In Wisconsin, where Governor Scott Walker gained the spotlight by ushering through a ban on collective bargaining, public-safety unions were carved out of the bill. So too were public-safety unions in Michigan during the landmark right-to-work legislation there. In other states where reforms have gained ground but not made it into law, police unions are often carved out in the first round of committee hearings.
“They’re with us on issues that matter,” Republican politicians are often heard saying in some form when asked to defend their cozy relationship with police unions.
Indeed, the Fraternal Order of Police endorsed George W. Bush in 2000 and 2004 and John McCain in 2008. In gubernatorial races around the country this year, police unions frequently endorsed the Republican candidate. Police unions have also supported favorite Republican proposals, such as controversial immigration bills like S.B. 1070 in Arizona.
But far more important to us than incidental coalition alignment ought to be the fundamental value of government accountability, which the continued strength of police unions threatens.
Next month, Republican legislative majorities and Republican governors together will command 22 state houses, and union reform will be on the agenda in many of them.
Given what we see happening throughout America, all constituents — but particularly Republicans — ought to demand that their elected officials cease giving police unions a free pass.
Police unions must be held accountable, and we should consider whether they ought to be recognized by state and local government at all. Today, the existence of police unions, far from enhancing a strong, citizen-oriented police force, threatens the continued peace and safety of our communities.
The longer we wait to demand accountability, the harder it will be to achieve. But without serious reform to American police unions, Officer Liang’s six-and-a-half minutes of infamy could repeat itself all over the country unbeknownst to us.
Perhaps it already has.
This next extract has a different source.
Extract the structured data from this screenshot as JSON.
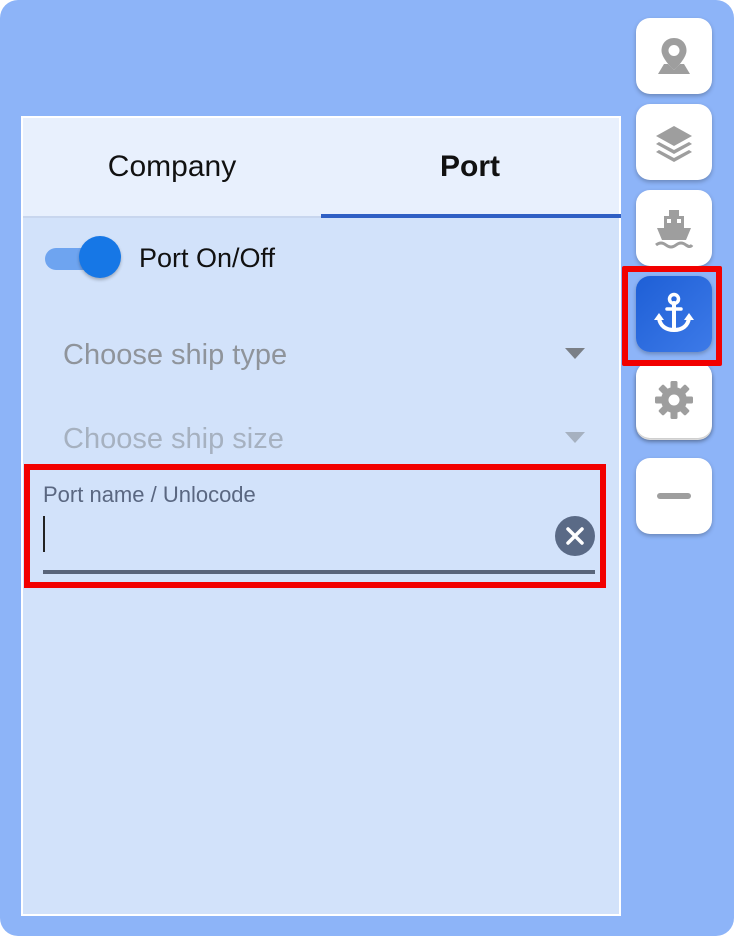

— Lucy Caldwell is vice president of client relations for High Road Stories, a holistic marketing campaign firm focused on free-market causes. She was formerly senior political adviser to the Goldwater Institute.